Apr 6 |
comment |
The probability distribution for vertex degree in a unit disc graph generated from random points on a plane
If you use an arbitrarily large plane, or even better, a sphere or torus, shouldn't the degree of a vertex just be Poisson-distributed? I don't really understand the second paragraph, so maybe it could use some clarification. Colourings of random geometric graphs has been studied quite a lot, including by user RJK, who will probably come by in the near future with a more intelligent response. |
Apr 5 |
comment |
Clique number of a $k$th power of a graph in terms of maximum degree?
Yes; they are related but not equivalent problems, because you could have vertices that are not in your clique, but help to connect vertices. I think the numbers should be close but not equal. (Aside from this question, I have found a better way to solve the problem I was working on.) |
Apr 3 |
revised |
Clique number of a $k$th power of a graph in terms of maximum degree?
added 151 characters in body |
Apr 3 |
asked | Clique number of a $k$th power of a graph in terms of maximum degree? |
Mar 29 |
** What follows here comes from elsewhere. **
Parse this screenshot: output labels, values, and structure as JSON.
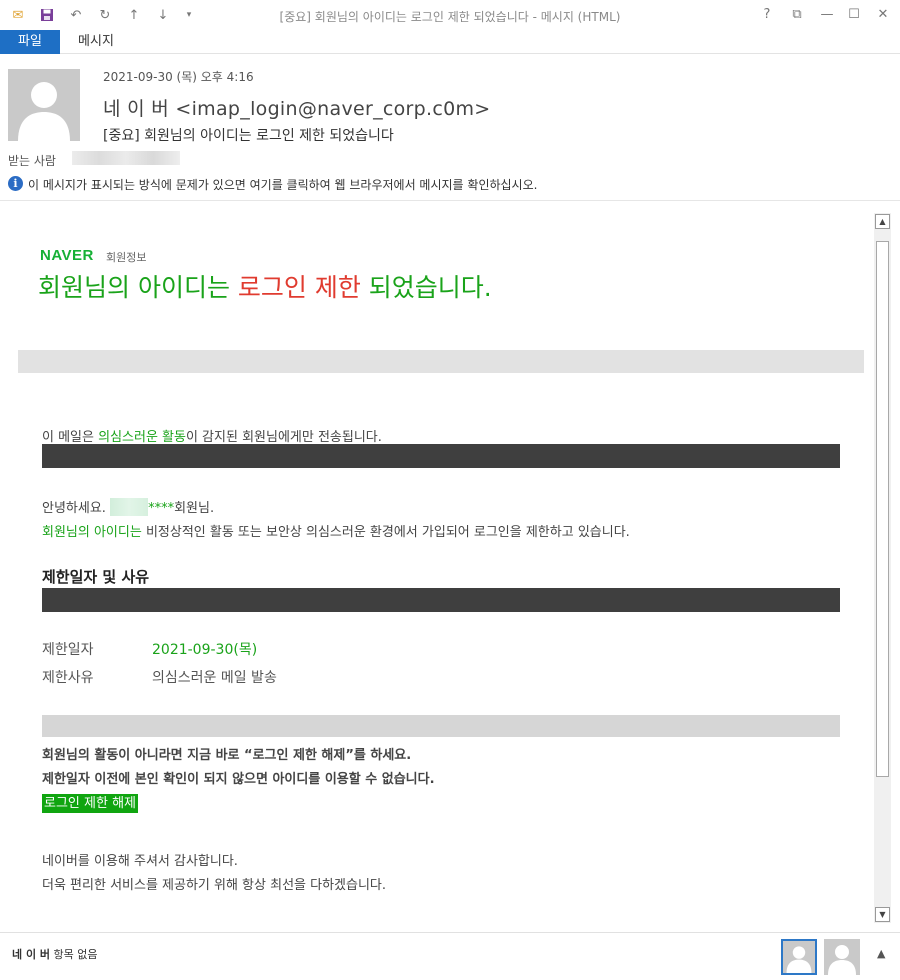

comment |
counting k-cliques not also (k+1) on random graphs
Parallel to Brendan's comment, if $k$ is larger than order $\log(n)$, the probability of $\omega(G)$ being $k+1$ is vanishingly small compared to the probability of $\omega(G)$ being $k$. I recommend looking at Chapter 7 of Random Graphs by Janson, Luczak and Rucinski. Note that since you have half the edges, looking at the size of a maximum stable set is equivalent to looking at the size of a maximum clique. You should also look at Section 1.4 if you are unfamiliar with the asymptotic equivalence of $G(n,p)$ and $G(n,m)$. |
Mar 24 |
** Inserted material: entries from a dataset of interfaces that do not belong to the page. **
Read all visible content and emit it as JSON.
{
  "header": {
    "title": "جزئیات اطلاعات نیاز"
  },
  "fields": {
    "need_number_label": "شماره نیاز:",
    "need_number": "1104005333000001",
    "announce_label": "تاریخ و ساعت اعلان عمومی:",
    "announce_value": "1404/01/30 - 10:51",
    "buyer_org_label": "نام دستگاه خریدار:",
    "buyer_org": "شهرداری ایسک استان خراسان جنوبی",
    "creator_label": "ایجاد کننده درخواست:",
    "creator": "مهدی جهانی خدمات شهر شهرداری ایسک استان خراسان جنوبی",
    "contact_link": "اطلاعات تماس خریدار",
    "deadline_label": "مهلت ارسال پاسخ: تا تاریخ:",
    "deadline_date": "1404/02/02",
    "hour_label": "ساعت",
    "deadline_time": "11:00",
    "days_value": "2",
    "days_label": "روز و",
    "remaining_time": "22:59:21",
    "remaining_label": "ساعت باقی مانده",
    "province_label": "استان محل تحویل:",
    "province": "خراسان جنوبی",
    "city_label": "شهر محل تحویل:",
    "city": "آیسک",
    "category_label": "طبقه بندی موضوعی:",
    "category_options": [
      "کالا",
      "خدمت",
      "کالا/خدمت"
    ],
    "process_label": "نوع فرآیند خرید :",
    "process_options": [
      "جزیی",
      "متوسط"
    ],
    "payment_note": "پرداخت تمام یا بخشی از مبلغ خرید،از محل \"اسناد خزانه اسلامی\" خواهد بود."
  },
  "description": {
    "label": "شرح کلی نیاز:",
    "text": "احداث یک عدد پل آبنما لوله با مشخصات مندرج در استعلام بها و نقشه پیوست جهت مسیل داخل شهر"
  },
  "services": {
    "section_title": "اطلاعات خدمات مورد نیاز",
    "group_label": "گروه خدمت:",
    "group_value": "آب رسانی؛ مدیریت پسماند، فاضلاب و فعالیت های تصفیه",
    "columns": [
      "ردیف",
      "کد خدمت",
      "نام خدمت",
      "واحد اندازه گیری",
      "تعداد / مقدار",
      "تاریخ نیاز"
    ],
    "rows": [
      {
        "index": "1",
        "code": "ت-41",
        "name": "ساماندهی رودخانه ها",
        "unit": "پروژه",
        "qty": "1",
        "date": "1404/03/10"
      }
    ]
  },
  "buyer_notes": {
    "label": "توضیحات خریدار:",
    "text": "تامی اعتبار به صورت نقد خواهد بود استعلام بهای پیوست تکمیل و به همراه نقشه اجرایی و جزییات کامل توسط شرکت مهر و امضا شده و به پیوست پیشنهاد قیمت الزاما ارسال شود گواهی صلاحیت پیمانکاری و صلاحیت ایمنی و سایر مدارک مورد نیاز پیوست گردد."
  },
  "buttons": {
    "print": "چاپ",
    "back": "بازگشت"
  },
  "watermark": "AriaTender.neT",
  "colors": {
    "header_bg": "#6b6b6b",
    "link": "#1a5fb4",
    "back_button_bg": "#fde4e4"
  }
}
comment |
If a graph embeds in the projective plane or the torus is there a bound on the number of edge crossings it has in the plane?
There is another way to read it: What is the smallest function $f$ of $n$ such that any toroidal graph on $n$ vertices can be drawn in the plane with at most $f(n)$ crossings? |
Mar 13 |
comment |
Disjoint Maximum Independent Sets in $alpha$-critical graphs
I'm pretty sure (*) fails emphatically. As evidence, consider the case in which the edges form a perfect matching. Here $n$ is the maximum stable set still, but since $n>m$ the graph is disconnected. Moreover it fails for $(m,n)=(1,2)$, and I think you should be able to prove that it fails in general using strong induction and observing the new maximum stable set when you remove an edge. |